Also, Activision misses the simplest way to add educational content. Why not throw in a bonus DVD with any one of the dozens of History Channel programs devoted to the Civil War. Even National Geographic figured that out with its panda game.

Age range: The missions are geared for players 13 years old and older, and mainly involve eliminating enemy soldiers using a variety of weapons. None of the violence is as graphic as the average first-person shooter on the market. No blood is lost, but bodies do fly through the air during explosions. Soldiers just melt away after they have fallen.

Parents uncomfortable with their teen pointing a weapon at another human in a virtual world should, of course, keep him away.

Final advice: As one of my Confederate comrades kept telling me, “Something’s wrong.”Yes, something is really wrong in a game about the Civil War that does little to clearly explain, analyze or even put into perspective why so many died and suffered.

Game Bytes

Here’s an abbreviated look at some multimedia titles for aspiring singers in the family.

Lips (for Xbox 360, rated T for teen, from Microsoft Game Studio, $69.99, microphones require two AA batteries each) - Karaoke gets even more interactive with Microsoft’s new singing game.

A pair of motion-sensitive, wireless microphones add some flash to a player’s performance as he follows the flowing note bars and croons his way to virtual stardom.

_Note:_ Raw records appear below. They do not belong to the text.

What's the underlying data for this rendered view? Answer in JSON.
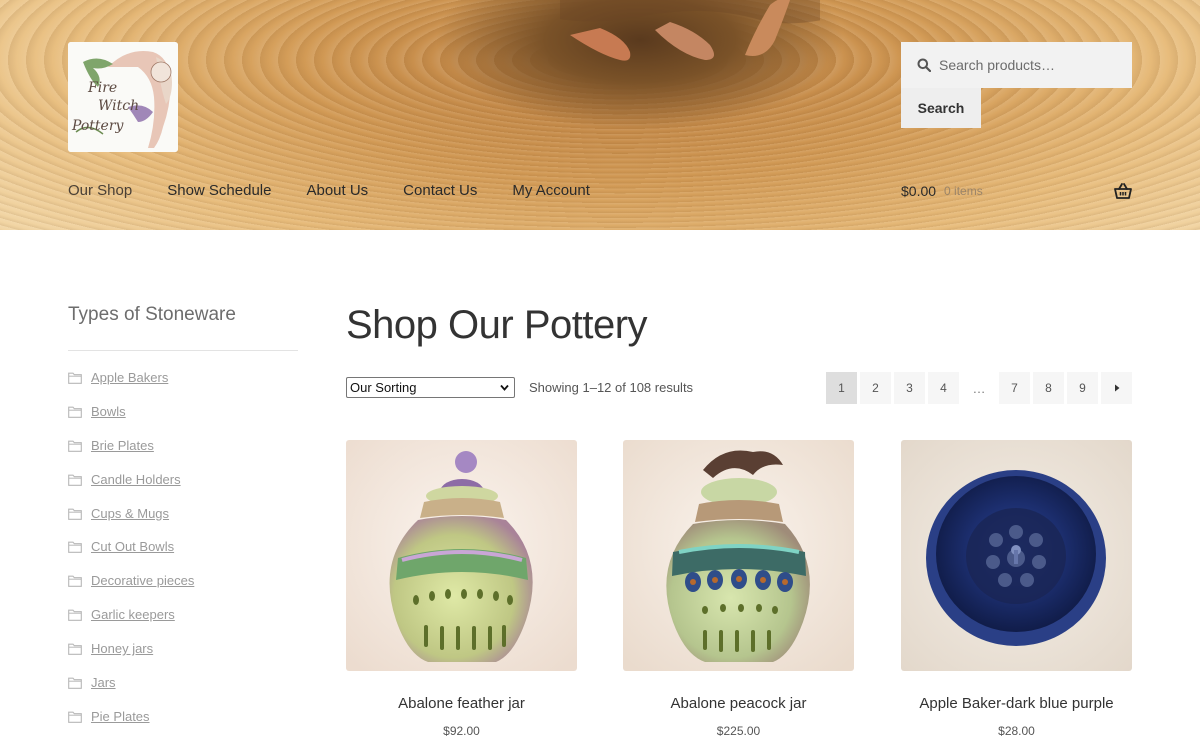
{
  "header": {
    "logo_alt": "Fire Witch Pottery",
    "logo_text": [
      "Fire",
      "Witch",
      "Pottery"
    ],
    "search": {
      "placeholder": "Search products…",
      "button_label": "Search"
    },
    "nav": [
      {
        "label": "Our Shop",
        "current": true
      },
      {
        "label": "Show Schedule"
      },
      {
        "label": "About Us"
      },
      {
        "label": "Contact Us"
      },
      {
        "label": "My Account"
      }
    ],
    "cart": {
      "amount": "$0.00",
      "count": "0 items"
    }
  },
  "sidebar": {
    "title": "Types of Stoneware",
    "categories": [
      "Apple Bakers",
      "Bowls",
      "Brie Plates",
      "Candle Holders",
      "Cups & Mugs",
      "Cut Out Bowls",
      "Decorative pieces",
      "Garlic keepers",
      "Honey jars",
      "Jars",
      "Pie Plates"
    ]
  },
  "main": {
    "title": "Shop Our Pottery",
    "sorting": {
      "selected": "Our Sorting"
    },
    "result_count": "Showing 1–12 of 108 results",
    "pagination": {
      "pages_before": [
        "1",
        "2",
        "3",
        "4"
      ],
      "dots": "…",
      "pages_after": [
        "7",
        "8",
        "9"
      ],
      "current": "1",
      "next_icon": "arrow-right-icon"
    },
    "products": [
      {
        "name": "Abalone feather jar",
        "price": "$92.00"
      },
      {
        "name": "Abalone peacock jar",
        "price": "$225.00"
      },
      {
        "name": "Apple Baker-dark blue purple",
        "price": "$28.00"
      }
    ]
  },
  "colors": {
    "accent": "#333333",
    "link": "#9a9a9a",
    "header_tone": "#d29a55"
  }
}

The magical mics are not only for singing, but a performer also mimics movements when prompted on-screen.

Most important, the basic set of 40 music tracks is a diverse lot and each includes its music video equivalent. The choices are a spectrum of classics ranging from the Ramones’ “I Wanna Be Sedated” to Johnny Cash’s “Ring of Fire” to Aly & AJ’s “Potential Break Up Song.”

Turning Lips into a potent party game are options that go well beyond simply singing along in standard, duet and competitive modes. A pair of cooperative games requires on-key and on-rhythm singing from both players.

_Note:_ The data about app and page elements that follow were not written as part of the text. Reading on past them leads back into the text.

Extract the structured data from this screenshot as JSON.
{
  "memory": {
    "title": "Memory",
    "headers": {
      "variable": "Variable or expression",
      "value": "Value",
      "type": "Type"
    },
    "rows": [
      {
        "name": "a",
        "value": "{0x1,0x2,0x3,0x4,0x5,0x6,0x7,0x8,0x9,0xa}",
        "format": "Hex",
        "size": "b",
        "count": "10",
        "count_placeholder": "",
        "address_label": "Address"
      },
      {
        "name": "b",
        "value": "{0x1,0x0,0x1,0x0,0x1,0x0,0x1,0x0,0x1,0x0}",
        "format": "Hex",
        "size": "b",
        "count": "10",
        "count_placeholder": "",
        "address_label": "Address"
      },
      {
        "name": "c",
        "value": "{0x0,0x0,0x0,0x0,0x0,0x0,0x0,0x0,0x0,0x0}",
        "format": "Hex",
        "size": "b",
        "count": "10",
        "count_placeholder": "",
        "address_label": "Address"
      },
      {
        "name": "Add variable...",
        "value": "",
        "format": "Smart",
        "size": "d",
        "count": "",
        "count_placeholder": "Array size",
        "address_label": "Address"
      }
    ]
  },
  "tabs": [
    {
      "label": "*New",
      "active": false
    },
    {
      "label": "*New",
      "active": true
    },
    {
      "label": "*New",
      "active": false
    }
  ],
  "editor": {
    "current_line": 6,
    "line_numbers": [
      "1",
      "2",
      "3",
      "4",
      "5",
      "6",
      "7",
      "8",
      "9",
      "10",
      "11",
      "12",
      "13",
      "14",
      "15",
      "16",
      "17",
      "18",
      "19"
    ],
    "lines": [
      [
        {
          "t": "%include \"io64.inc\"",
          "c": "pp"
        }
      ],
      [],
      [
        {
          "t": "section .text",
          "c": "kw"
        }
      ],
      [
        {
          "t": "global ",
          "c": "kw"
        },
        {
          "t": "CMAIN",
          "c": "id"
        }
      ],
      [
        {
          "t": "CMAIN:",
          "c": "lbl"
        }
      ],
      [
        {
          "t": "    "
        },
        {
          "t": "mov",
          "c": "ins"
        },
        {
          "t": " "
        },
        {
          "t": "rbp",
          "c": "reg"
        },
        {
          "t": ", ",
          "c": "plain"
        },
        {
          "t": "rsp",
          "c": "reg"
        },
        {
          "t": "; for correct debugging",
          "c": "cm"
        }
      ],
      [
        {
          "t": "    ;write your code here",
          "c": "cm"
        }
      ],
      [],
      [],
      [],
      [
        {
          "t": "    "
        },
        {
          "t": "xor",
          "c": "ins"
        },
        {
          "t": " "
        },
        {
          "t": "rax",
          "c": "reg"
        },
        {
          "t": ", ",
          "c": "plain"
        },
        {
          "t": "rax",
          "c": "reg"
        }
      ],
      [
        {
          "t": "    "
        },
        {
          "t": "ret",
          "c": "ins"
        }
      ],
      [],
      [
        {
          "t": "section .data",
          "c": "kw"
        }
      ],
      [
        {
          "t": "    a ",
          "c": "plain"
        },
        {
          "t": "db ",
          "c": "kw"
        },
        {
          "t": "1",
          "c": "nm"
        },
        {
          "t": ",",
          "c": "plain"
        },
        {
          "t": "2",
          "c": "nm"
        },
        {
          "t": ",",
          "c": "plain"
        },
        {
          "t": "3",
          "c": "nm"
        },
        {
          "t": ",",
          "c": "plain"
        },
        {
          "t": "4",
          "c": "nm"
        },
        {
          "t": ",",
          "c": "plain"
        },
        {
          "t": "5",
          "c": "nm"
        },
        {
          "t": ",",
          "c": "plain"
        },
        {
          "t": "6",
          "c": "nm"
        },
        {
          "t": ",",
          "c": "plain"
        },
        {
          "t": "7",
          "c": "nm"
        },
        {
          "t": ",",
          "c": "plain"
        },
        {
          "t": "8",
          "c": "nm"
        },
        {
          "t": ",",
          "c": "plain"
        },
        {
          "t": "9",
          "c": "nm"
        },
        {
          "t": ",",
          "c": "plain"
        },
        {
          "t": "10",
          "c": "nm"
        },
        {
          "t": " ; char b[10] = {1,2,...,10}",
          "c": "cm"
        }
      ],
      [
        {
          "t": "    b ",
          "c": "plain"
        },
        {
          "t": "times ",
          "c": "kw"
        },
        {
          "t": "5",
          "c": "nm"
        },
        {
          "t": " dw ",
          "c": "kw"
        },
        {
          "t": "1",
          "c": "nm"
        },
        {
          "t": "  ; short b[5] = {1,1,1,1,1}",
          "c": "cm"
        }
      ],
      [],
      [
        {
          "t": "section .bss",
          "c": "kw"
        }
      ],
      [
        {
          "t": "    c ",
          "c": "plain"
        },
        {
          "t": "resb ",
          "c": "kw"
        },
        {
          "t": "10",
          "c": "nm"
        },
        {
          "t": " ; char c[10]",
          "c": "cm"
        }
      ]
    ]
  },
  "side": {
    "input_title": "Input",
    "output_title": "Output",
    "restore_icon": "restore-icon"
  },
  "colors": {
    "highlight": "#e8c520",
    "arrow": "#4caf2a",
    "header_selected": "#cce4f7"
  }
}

Even folks not in the mood to perform can use a standard controller’s button arsenal and just add some percussive moments, such as a tambourine or cowbell hits, over the songs.

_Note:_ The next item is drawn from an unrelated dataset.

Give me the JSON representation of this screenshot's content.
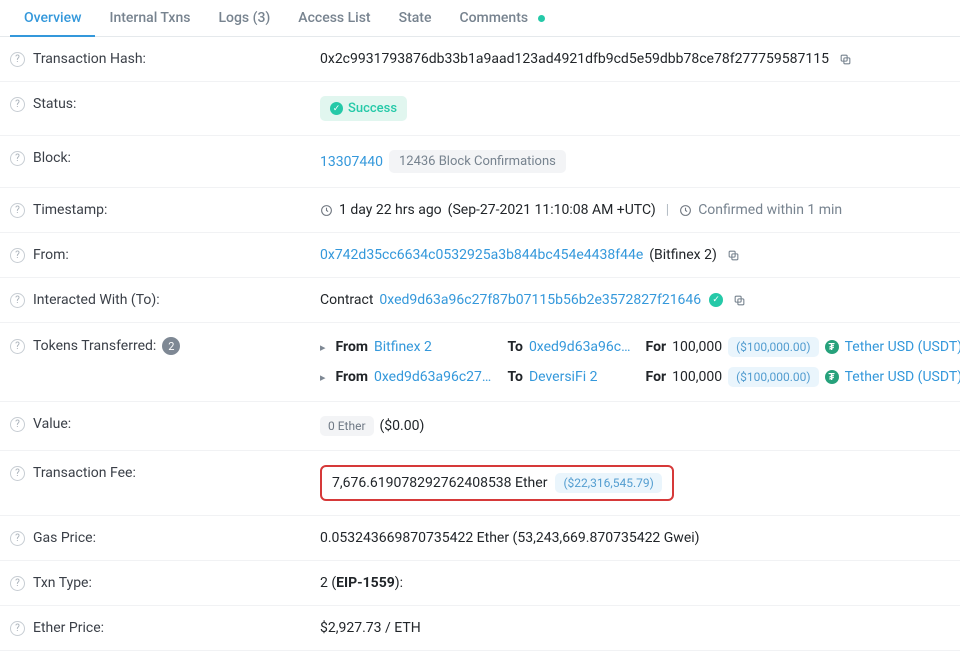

Finally, more tunes are available for download at Xbox Live Marketplace (160 points, $2 each) to keep the vocalizing fresh. A singer’s personal catalog of MP3s also can be hooked into the system and sung over (sans word prompts).

Unfortunately, performers cannot shoot and upload videos via the Xbox Vision camera. That might be a good thing.

SingStar ABBA (for PlayStation 3, from Sony Computer Entertainment, $39.99) - The Swedish super group from the ‘70s gets another tribute in a song pack for Sony’s karaoke franchise.

Anyone familiar with the theater musical or movie “Mamma Mia!” will appreciate most of the 25 pop songs available, including “Dancing Queen,” “SOS” and “Does Your Mother Know.”

However, before I truly embrace the ABBA groove, I need a couple questions answered. Is it child abuse if I make my 9-year-old sing with me on “Fernando”? Is it spousal abuse if I force my wife to listen?

Singers can even replay a performance, always a hilarious - and sobering - experience.

Those with an EyeCamera can post snippets of their accomplishments. Let me tell you, watching performances from around the world is well worth the price of admission. Even better, serious ABBA fans sing along to the original videos of the group in action. I call that access to priceless musical history.

Joseph Szadkowski’s ROMper Room is a place for children and their parents to escape the world of ultraviolent video games and use that gaming system or computer to actually learn something while having fun. Send e-mail to jszadkowski@washington times.com.